Segment Open

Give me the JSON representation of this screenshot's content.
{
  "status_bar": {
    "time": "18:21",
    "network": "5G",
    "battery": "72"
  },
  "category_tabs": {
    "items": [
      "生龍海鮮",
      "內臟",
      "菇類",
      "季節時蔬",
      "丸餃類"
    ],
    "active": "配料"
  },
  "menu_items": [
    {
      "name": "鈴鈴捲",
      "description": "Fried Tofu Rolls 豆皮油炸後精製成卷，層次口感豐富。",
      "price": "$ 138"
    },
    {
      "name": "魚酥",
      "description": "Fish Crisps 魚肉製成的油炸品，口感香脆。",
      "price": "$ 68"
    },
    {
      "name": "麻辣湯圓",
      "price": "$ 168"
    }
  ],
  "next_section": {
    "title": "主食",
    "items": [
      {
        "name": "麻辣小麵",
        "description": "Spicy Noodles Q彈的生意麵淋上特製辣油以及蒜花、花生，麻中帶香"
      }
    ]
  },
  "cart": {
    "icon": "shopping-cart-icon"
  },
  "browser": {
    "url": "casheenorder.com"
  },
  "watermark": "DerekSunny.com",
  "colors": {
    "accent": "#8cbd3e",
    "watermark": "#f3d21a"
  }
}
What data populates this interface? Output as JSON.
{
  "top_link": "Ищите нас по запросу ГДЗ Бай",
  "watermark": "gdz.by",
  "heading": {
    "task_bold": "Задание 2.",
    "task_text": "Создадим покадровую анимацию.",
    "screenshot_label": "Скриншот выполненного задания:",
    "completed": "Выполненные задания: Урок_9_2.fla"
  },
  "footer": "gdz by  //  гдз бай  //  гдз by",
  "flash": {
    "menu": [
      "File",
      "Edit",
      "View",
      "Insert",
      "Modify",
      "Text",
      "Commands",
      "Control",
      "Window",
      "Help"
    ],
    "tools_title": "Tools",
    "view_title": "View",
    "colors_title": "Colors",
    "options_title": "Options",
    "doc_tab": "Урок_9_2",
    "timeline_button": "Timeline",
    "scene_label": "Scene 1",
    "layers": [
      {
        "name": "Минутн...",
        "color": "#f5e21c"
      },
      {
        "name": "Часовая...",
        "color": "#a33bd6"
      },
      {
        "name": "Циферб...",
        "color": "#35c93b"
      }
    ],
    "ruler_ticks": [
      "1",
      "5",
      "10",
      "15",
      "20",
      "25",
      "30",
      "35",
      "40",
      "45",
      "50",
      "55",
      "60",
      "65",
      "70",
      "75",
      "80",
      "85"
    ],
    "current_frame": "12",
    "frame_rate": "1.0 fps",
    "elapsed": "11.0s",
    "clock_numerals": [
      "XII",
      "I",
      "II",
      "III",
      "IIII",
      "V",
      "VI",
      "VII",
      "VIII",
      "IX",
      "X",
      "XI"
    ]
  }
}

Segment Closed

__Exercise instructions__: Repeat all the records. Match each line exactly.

__Exercise solution__:
Give me the JSON representation of this screenshot's content.
{
  "status_bar": {
    "time": "18:21",
    "network": "5G",
    "battery": "72"
  },
  "category_tabs": {
    "items": [
      "生龍海鮮",
      "內臟",
      "菇類",
      "季節時蔬",
      "丸餃類"
    ],
    "active": "配料"
  },
  "menu_items": [
    {
      "name": "鈴鈴捲",
      "description": "Fried Tofu Rolls 豆皮油炸後精製成卷，層次口感豐富。",
      "price": "$ 138"
    },
    {
      "name": "魚酥",
      "description": "Fish Crisps 魚肉製成的油炸品，口感香脆。",
      "price": "$ 68"
    },
    {
      "name": "麻辣湯圓",
      "price": "$ 168"
    }
  ],
  "next_section": {
    "title": "主食",
    "items": [
      {
        "name": "麻辣小麵",
        "description": "Spicy Noodles Q彈的生意麵淋上特製辣油以及蒜花、花生，麻中帶香"
      }
    ]
  },
  "cart": {
    "icon": "shopping-cart-icon"
  },
  "browser": {
    "url": "casheenorder.com"
  },
  "watermark": "DerekSunny.com",
  "colors": {
    "accent": "#8cbd3e",
    "watermark": "#f3d21a"
  }
}
What data populates this interface? Output as JSON.
{
  "top_link": "Ищите нас по запросу ГДЗ Бай",
  "watermark": "gdz.by",
  "heading": {
    "task_bold": "Задание 2.",
    "task_text": "Создадим покадровую анимацию.",
    "screenshot_label": "Скриншот выполненного задания:",
    "completed": "Выполненные задания: Урок_9_2.fla"
  },
  "footer": "gdz by  //  гдз бай  //  гдз by",
  "flash": {
    "menu": [
      "File",
      "Edit",
      "View",
      "Insert",
      "Modify",
      "Text",
      "Commands",
      "Control",
      "Window",
      "Help"
    ],
    "tools_title": "Tools",
    "view_title": "View",
    "colors_title": "Colors",
    "options_title": "Options",
    "doc_tab": "Урок_9_2",
    "timeline_button": "Timeline",
    "scene_label": "Scene 1",
    "layers": [
      {
        "name": "Минутн...",
        "color": "#f5e21c"
      },
      {
        "name": "Часовая...",
        "color": "#a33bd6"
      },
      {
        "name": "Циферб...",
        "color": "#35c93b"
      }
    ],
    "ruler_ticks": [
      "1",
      "5",
      "10",
      "15",
      "20",
      "25",
      "30",
      "35",
      "40",
      "45",
      "50",
      "55",
      "60",
      "65",
      "70",
      "75",
      "80",
      "85"
    ],
    "current_frame": "12",
    "frame_rate": "1.0 fps",
    "elapsed": "11.0s",
    "clock_numerals": [
      "XII",
      "I",
      "II",
      "III",
      "IIII",
      "V",
      "VI",
      "VII",
      "VIII",
      "IX",
      "X",
      "XI"
    ]
  }
}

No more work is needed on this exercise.